The International Celtic Congress (Breton: Ar C'hendalc'h Keltiek, Cornish: An Guntelles Keltek, Manx: Yn Cohaglym Celtiagh, Scottish Gaelic: A' Chòmhdhail Cheilteach, Irish: An Chomhdháil Cheilteach, Welsh: Y Gyngres Geltaidd) is a cultural organisation that seeks to promote the Celtic languages of Ireland, Scotland, Wales, Brittany, Cornwall and the Isle of Man. The International Celtic Congress is a non-political charitable organisation and its stated object is to "... perpetuate the culture, ideals, and languages of the Celtic peoples, and to maintain an intellectual contact and close cooperation between the respective Celtic communities."
The Celtic Congress should not be confused with the Celtic League which also focuses on political matters, although the two organisations share a number of objectives. Like the Celtic League, it tries to "hold... an annual international congress in one of the six Celtic countries, if possible according to a fixed rotation". The Celtic League itself, split off the Celtic Congress amicably, to pursue political aims, and many people are members of both.
There is an International Celtic Congress each year in one of the Celtic countries. The 2017 Congress was held in Perth, Scotland in July 2017.
Following a meeting at the National Eisteddfod of Wales in 1900, the first Pan-Celtic Congress was held in Dublin in 1901, at that time it was proposed to make the Congress a triennial event. In 1904 Cornwall became a member of the Pan-Celtic Congress.

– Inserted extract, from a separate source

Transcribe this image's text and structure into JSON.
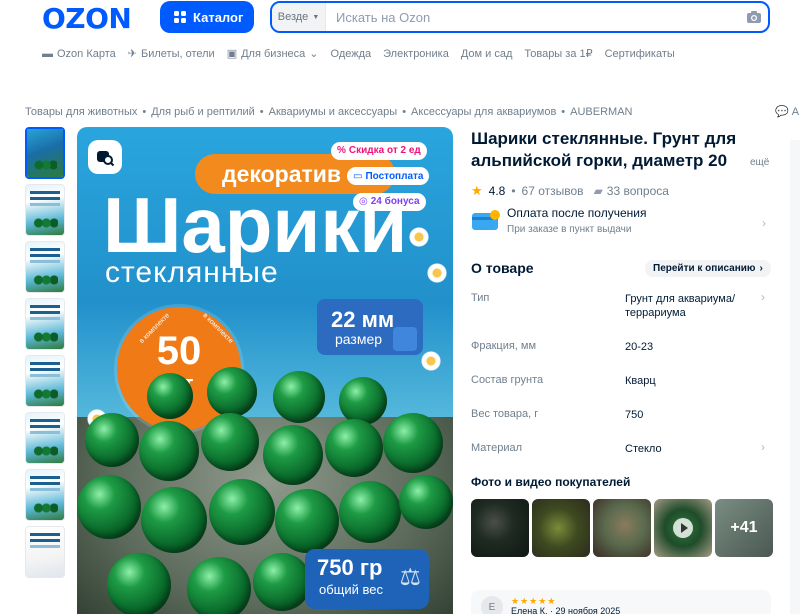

The Celtic Congress was founded in 1917 by Edward John, a Welsh nationalist who was a MP for East Denbighshire from 1910 until 1918. He was motivated in part by the ideal of reviving the work of the earlier Celtic Association and its annual Pan-Celtic Congresses, but was also influenced by the social and culture aftermath of the First World War. The new Celtic Congress held its first meeting in 1917 at the Birkenhead Eisteddfod. The Congress was held in Edinburgh in 1920, and in 1921 on the Isle of Man. In 1925 the Congress was held in Dublin, where one of the speakers was Douglas Hyde. A prominent figure was Agnes O'Farrelly, who was also part of the Gaelic League and for a while was a member of Cumann na mBan. She played a major role in the organisation after John's death in 1931.
In 1935, Cardiff was the venue, and BBC Western Region broadcast the proceedings. The 1938 Congress was held on Isle of Man in different halls, so that attendees had a choice of lectures, debates and discussions. Meetings were irregular before World War II although in the 1920s, the National Party of Scotland (the forerunner of the modern Scottish National Party) sought involvement, and the then Taoiseach of Ireland, Éamon de Valera consented to be a patron of the organisation in the 1930s.
There had been an eleven-year gap before the August 1949 Celtic Congress at Bangor, Wales where delegates included Sir Ifor Williams and Conor Maguire, Chief Justice of Ireland. Meetings have been held almost every year since then. The Celtic Congress of 1950, held at the Royal Institution of Cornwall in Truro, was a catalyst for the foundation of Mebyon Kernow the following year. The Wales branch hosted the meeting at Aberystwyth in 1960.
Each of the six branches is independent with their own programmes of activities during the year. The Conference is held in each of the six countries in turn, and the country that is hosting the conference has the privilege of choosing the theme of the lectures for that year. An International Celtic Congress involves lectures, visits to places of cultural and historic interest, and music and dance events.
- Lord Castletown. "Address to the Pan-Celtic Congress of 1907", Scotia, St. Andrew's society, 1907
- "Ellis, Mari. "A short history of the Celtic Congress", Proceedings of the Aberystwyth Congress, 1983". Archived from the original on 25 July 2011. Retrieved 10 July 2015.
- The Manchester Guardian CELTIC CONGRESS AT BANGOR: First for Eleven Years; 9 August 1949
- Deacon, Bernard; Cole, Dick; Tregidga, Garry (2003). Mebyon Kernow and Cornish Nationalism. Wales: Welsh Academic Press. p. 29. ISBN 1860570755.